Mets manager Terry Collins said on Wednesday, “It’s unlikely that [Steven Matz] will start the season with us.” The final spot in the Mets’ starting rotation will go to either Zack Wheeler or Seth Lugo, Newsday’s Marc Carig reports.
On Wheeler’s innings limit, assistant GM John Ricco said, “There’s going to be some number but we don’t exactly know what that is.” Wheeler missed the last two seasons after undergoing Tommy John surgery.
Neither Wheeler nor Lugo have had terrific springs as each carries a 5.11 and 5.56 Grapefruit League ERA, respectively. However, Carig notes that Wheeler has impressed simply by appearing healthy and brandishing a fastball that once again sits in the mid- to high-90’s. Lugo, meanwhile, proved crucial to the Mets last year, posting a 2.67 ERA across eight starts and nine relief appearances.
Nick Groke of the Denver Post reports that the Rockies agreed to a $200 million, 30-year lease with the Metropolitan Baseball Stadium District, which is the state division that owns Coors Field. As part of the deal, the Rockies will lease and develop a plot of land south of the stadium, which will cost the team $125 million for 99 years.
As Groke points out, had the Rockies not reached a deal by Thursday, March 30, the lease would have rolled over for five more years.
Rockies owner Dick Monfort issued a statement, saying, “We are proud that Coors Field will continue to be a vital part of a vibrant city, drawing fans from near and far and making our Colorado residents proud.”

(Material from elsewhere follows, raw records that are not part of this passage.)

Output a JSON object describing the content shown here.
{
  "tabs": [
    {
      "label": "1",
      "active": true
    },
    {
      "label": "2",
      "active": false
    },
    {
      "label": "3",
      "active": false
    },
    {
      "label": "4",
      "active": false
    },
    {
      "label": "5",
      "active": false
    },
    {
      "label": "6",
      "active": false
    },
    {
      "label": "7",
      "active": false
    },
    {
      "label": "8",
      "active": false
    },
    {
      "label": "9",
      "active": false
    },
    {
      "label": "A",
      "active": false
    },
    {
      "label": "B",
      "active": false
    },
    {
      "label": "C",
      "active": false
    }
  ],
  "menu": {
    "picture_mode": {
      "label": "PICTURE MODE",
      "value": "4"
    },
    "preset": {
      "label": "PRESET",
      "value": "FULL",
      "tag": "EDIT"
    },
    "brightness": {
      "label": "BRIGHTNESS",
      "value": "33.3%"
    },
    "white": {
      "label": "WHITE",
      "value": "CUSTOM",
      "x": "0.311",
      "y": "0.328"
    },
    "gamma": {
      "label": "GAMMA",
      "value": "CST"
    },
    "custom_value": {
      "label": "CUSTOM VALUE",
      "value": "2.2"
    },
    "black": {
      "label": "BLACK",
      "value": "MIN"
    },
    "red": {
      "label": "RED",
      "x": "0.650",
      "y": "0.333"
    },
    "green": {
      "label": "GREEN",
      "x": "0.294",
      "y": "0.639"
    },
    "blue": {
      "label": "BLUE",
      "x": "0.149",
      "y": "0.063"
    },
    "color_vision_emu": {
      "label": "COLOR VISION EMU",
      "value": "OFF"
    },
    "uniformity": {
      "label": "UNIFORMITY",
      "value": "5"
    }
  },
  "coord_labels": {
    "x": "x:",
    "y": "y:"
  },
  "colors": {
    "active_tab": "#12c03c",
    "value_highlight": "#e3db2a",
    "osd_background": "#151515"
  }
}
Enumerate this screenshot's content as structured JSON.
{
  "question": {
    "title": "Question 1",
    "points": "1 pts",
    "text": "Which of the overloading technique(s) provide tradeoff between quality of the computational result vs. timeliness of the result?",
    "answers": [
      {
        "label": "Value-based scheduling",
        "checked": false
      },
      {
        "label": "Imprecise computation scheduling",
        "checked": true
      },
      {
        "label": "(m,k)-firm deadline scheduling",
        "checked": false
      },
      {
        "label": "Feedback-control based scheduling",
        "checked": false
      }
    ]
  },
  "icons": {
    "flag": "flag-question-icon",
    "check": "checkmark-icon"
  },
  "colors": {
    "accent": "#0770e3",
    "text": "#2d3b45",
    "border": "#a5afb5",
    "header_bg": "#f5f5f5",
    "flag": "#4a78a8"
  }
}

The Rockies moved into Coors Field in 1995. It is the National League’s third oldest stadium. In that span of time, the Rockies have made the playoffs three times, the last coming in 2009 when they lost in the NLDS to the Phillies. The Rockies were swept in the 2007 World Series by the Red Sox.